• _REQUIRED WORK_
When the word "this" shows up in a line of the records below, copy that line.

• _INFORMATION SUPPLIED_

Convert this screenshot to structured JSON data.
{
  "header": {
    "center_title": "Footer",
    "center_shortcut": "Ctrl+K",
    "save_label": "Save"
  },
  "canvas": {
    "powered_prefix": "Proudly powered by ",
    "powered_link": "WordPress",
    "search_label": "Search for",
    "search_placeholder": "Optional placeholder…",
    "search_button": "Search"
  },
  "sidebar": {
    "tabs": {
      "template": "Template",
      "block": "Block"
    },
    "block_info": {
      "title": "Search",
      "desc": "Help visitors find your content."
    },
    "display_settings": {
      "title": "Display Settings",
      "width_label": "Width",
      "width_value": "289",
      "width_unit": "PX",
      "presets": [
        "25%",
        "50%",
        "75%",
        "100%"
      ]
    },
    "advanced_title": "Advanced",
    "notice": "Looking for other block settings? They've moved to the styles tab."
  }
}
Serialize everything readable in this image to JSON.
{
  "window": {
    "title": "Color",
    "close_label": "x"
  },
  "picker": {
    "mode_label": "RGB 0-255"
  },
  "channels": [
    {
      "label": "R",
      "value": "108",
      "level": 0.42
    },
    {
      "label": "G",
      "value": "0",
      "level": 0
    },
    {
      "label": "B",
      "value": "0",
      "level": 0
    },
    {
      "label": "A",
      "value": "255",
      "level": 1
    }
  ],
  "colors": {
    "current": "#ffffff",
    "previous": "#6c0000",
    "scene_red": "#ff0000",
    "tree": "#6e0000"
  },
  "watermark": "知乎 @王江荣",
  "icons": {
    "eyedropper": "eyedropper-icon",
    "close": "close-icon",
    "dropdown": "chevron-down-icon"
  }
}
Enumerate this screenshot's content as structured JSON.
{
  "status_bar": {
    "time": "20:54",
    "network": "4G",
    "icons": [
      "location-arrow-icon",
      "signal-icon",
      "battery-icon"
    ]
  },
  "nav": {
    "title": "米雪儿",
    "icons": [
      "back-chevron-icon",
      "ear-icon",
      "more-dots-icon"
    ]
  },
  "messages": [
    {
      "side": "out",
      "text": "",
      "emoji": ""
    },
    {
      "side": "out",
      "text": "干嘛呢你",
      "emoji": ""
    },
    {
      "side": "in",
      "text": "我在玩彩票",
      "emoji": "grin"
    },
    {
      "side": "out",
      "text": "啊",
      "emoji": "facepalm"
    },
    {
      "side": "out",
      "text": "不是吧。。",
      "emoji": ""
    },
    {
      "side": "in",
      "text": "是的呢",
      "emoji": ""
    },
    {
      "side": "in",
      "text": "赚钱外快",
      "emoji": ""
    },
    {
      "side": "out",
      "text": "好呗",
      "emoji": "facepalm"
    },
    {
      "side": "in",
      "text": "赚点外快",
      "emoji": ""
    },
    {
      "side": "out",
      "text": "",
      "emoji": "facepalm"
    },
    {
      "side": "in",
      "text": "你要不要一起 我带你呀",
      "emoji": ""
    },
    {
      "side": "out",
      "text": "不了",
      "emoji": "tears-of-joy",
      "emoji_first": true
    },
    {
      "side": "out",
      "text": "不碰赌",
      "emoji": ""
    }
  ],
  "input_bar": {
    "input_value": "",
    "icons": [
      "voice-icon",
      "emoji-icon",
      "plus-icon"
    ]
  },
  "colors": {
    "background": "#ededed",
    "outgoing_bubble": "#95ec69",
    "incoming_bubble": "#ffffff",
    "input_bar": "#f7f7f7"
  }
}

• _REPLY TO THE TASK_
Convert this screenshot to structured JSON data.
Serialize everything readable in this image to JSON.
Enumerate this screenshot's content as structured JSON.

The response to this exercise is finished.